— YOUR INSTRUCTIONS —
Of all the lines in the records below, copy only those that contain the string "Asian".

— DATA RECORDS —
· · · ·

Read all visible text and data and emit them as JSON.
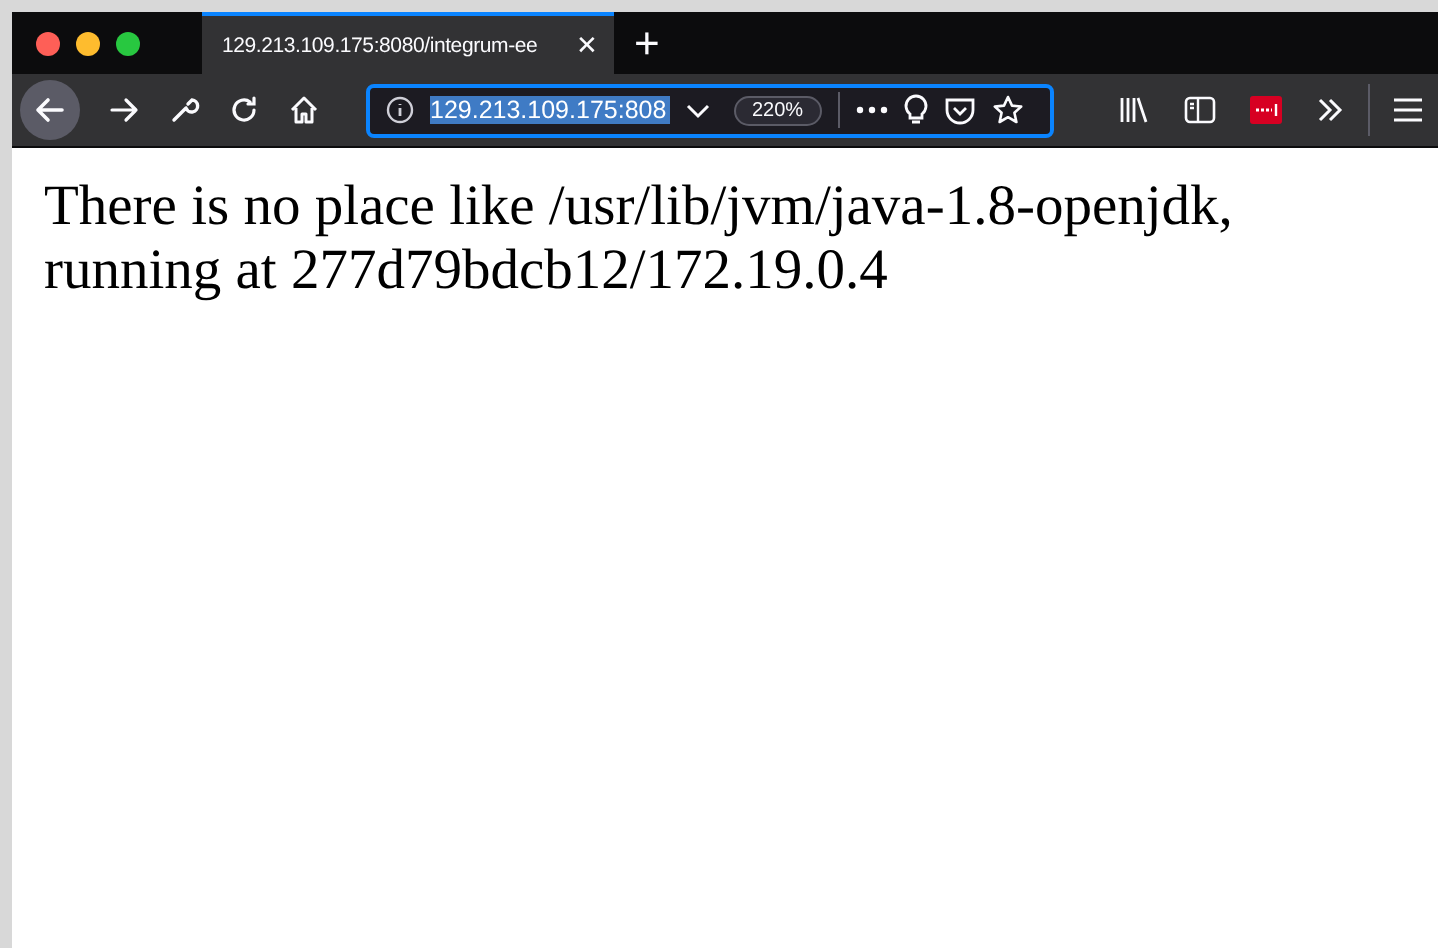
{
  "tab": {
    "title": "129.213.109.175:8080/integrum-ee",
    "close": "✕",
    "selected": true
  },
  "new_tab": "+",
  "address_bar": {
    "url": "129.213.109.175:808",
    "zoom": "220%"
  },
  "page": {
    "text": "There is no place like /usr/lib/jvm/java-1.8-openjdk, running at 277d79bdcb12/172.19.0.4"
  }
}
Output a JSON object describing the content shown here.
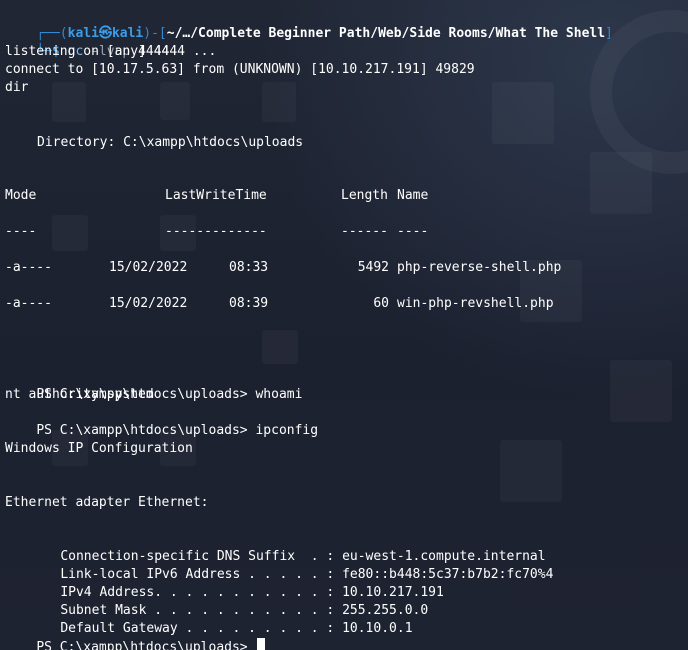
{
  "prompt": {
    "frame_top": "┌──(",
    "user": "kali",
    "at_symbol": "㉿",
    "host": "kali",
    "sep": ")-[",
    "path": "~/…/Complete Beginner Path/Web/Side Rooms/What The Shell",
    "frame_end": "]",
    "frame_bottom": "└─",
    "dollar": "$",
    "command": "nc",
    "flags": "-lvnp",
    "port": "4444"
  },
  "output": {
    "listening": "listening on [any] 4444 ...",
    "connect": "connect to [10.17.5.63] from (UNKNOWN) [10.10.217.191] 49829",
    "dir_cmd": "dir",
    "directory": "Directory: C:\\xampp\\htdocs\\uploads"
  },
  "listing": {
    "headers": {
      "mode": "Mode",
      "lastwrite": "LastWriteTime",
      "length": "Length",
      "name": "Name"
    },
    "dashes": {
      "mode": "----",
      "lastwrite": "-------------",
      "length": "------",
      "name": "----"
    },
    "rows": [
      {
        "mode": "-a----",
        "date": "15/02/2022",
        "time": "08:33",
        "length": "5492",
        "name": "php-reverse-shell.php"
      },
      {
        "mode": "-a----",
        "date": "15/02/2022",
        "time": "08:39",
        "length": "60",
        "name": "win-php-revshell.php"
      }
    ]
  },
  "session": {
    "ps_prompt": "PS C:\\xampp\\htdocs\\uploads>",
    "whoami_cmd": "whoami",
    "whoami_result": "nt authority\\system",
    "ipconfig_cmd": "ipconfig",
    "ip_title": "Windows IP Configuration",
    "adapter": "Ethernet adapter Ethernet:",
    "entries": [
      {
        "label": "Connection-specific DNS Suffix  . :",
        "value": "eu-west-1.compute.internal"
      },
      {
        "label": "Link-local IPv6 Address . . . . . :",
        "value": "fe80::b448:5c37:b7b2:fc70%4"
      },
      {
        "label": "IPv4 Address. . . . . . . . . . . :",
        "value": "10.10.217.191"
      },
      {
        "label": "Subnet Mask . . . . . . . . . . . :",
        "value": "255.255.0.0"
      },
      {
        "label": "Default Gateway . . . . . . . . . :",
        "value": "10.10.0.1"
      }
    ]
  },
  "colors": {
    "background": "#1e2330",
    "prompt_blue": "#3b9ce8",
    "frame_blue": "#2f8ad1",
    "command_blue": "#7fbdf2",
    "text": "#ffffff"
  }
}
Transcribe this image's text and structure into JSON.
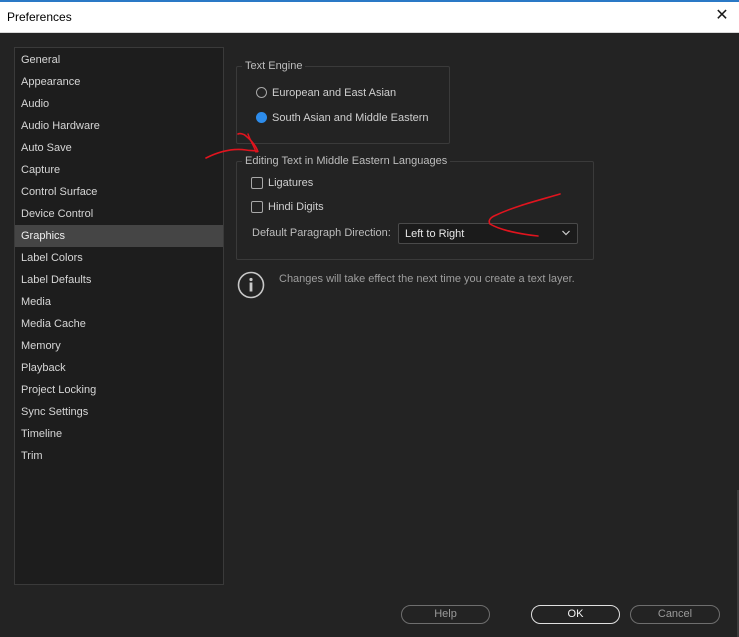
{
  "window": {
    "title": "Preferences",
    "close_glyph": "✕"
  },
  "sidebar": {
    "items": [
      {
        "label": "General"
      },
      {
        "label": "Appearance"
      },
      {
        "label": "Audio"
      },
      {
        "label": "Audio Hardware"
      },
      {
        "label": "Auto Save"
      },
      {
        "label": "Capture"
      },
      {
        "label": "Control Surface"
      },
      {
        "label": "Device Control"
      },
      {
        "label": "Graphics",
        "selected": true
      },
      {
        "label": "Label Colors"
      },
      {
        "label": "Label Defaults"
      },
      {
        "label": "Media"
      },
      {
        "label": "Media Cache"
      },
      {
        "label": "Memory"
      },
      {
        "label": "Playback"
      },
      {
        "label": "Project Locking"
      },
      {
        "label": "Sync Settings"
      },
      {
        "label": "Timeline"
      },
      {
        "label": "Trim"
      }
    ]
  },
  "text_engine": {
    "legend": "Text Engine",
    "options": [
      {
        "label": "European and East Asian",
        "checked": false
      },
      {
        "label": "South Asian and Middle Eastern",
        "checked": true
      }
    ]
  },
  "middle_eastern": {
    "legend": "Editing Text in Middle Eastern Languages",
    "ligatures_label": "Ligatures",
    "ligatures_checked": false,
    "hindi_digits_label": "Hindi Digits",
    "hindi_digits_checked": false,
    "direction_label": "Default Paragraph Direction:",
    "direction_value": "Left to Right"
  },
  "info": {
    "icon": "info-icon",
    "text": "Changes will take effect the next time you create a text layer."
  },
  "buttons": {
    "help": "Help",
    "ok": "OK",
    "cancel": "Cancel"
  },
  "colors": {
    "background": "#232323",
    "sidebar_selected": "#454545",
    "radio_selected": "#2d8ceb",
    "annotation_ink": "#e0141e"
  }
}
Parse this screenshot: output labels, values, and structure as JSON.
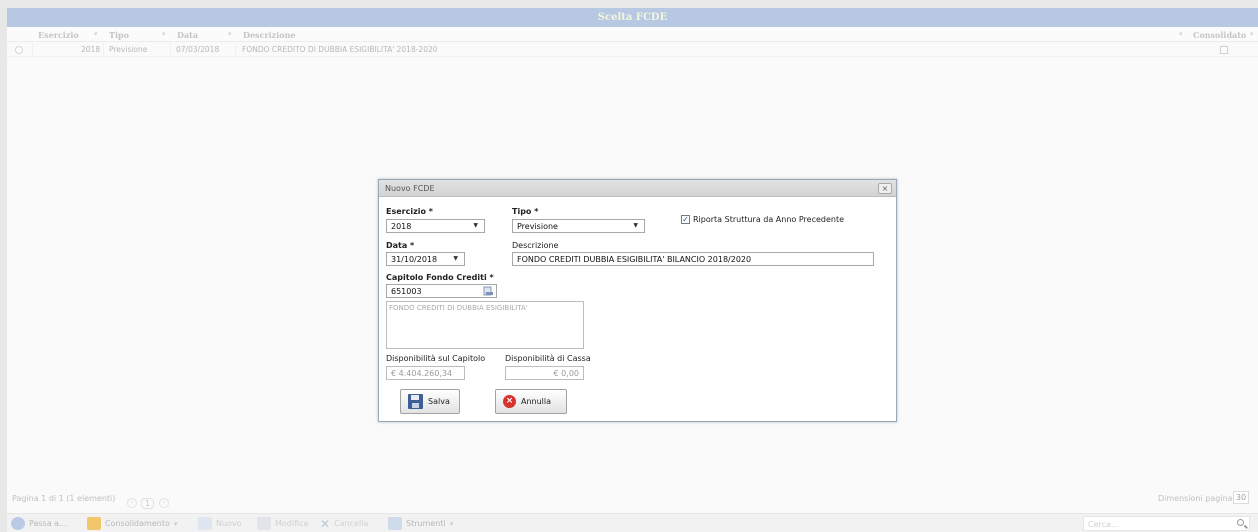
{
  "window": {
    "title": "Scelta FCDE"
  },
  "grid": {
    "columns": {
      "esercizio": "Esercizio",
      "tipo": "Tipo",
      "data": "Data",
      "descrizione": "Descrizione",
      "consolidato": "Consolidato"
    },
    "rows": [
      {
        "esercizio": "2018",
        "tipo": "Previsione",
        "data": "07/03/2018",
        "descrizione": "FONDO CREDITO DI DUBBIA ESIGIBILITA' 2018-2020",
        "consolidato": false
      }
    ]
  },
  "pager": {
    "info": "Pagina 1 di 1 (1 elementi)",
    "current_page": "1",
    "page_size_label": "Dimensioni pagina:",
    "page_size": "30"
  },
  "toolbar": {
    "passa": "Passa a...",
    "consolidamento": "Consolidamento",
    "nuovo": "Nuovo",
    "modifica": "Modifica",
    "cancella": "Cancella",
    "strumenti": "Strumenti",
    "search_placeholder": "Cerca..."
  },
  "modal": {
    "title": "Nuovo FCDE",
    "close": "×",
    "esercizio_label": "Esercizio *",
    "esercizio_value": "2018",
    "tipo_label": "Tipo *",
    "tipo_value": "Previsione",
    "riporta_label": "Riporta Struttura da Anno Precedente",
    "riporta_checked": true,
    "data_label": "Data *",
    "data_value": "31/10/2018",
    "descrizione_label": "Descrizione",
    "descrizione_value": "FONDO CREDITI DUBBIA ESIGIBILITA' BILANCIO 2018/2020",
    "capitolo_label": "Capitolo Fondo Crediti *",
    "capitolo_value": "651003",
    "capitolo_desc": "FONDO CREDITI DI DUBBIA ESIGIBILITA'",
    "disp_capitolo_label": "Disponibilità sul Capitolo",
    "disp_capitolo_value": "€ 4.404.260,34",
    "disp_cassa_label": "Disponibilità di Cassa",
    "disp_cassa_value": "€ 0,00",
    "salva": "Salva",
    "annulla": "Annulla"
  }
}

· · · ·

— SOLUTION BELOW —
        "label": "European and East Asian",
        "label": "South Asian and Middle Eastern",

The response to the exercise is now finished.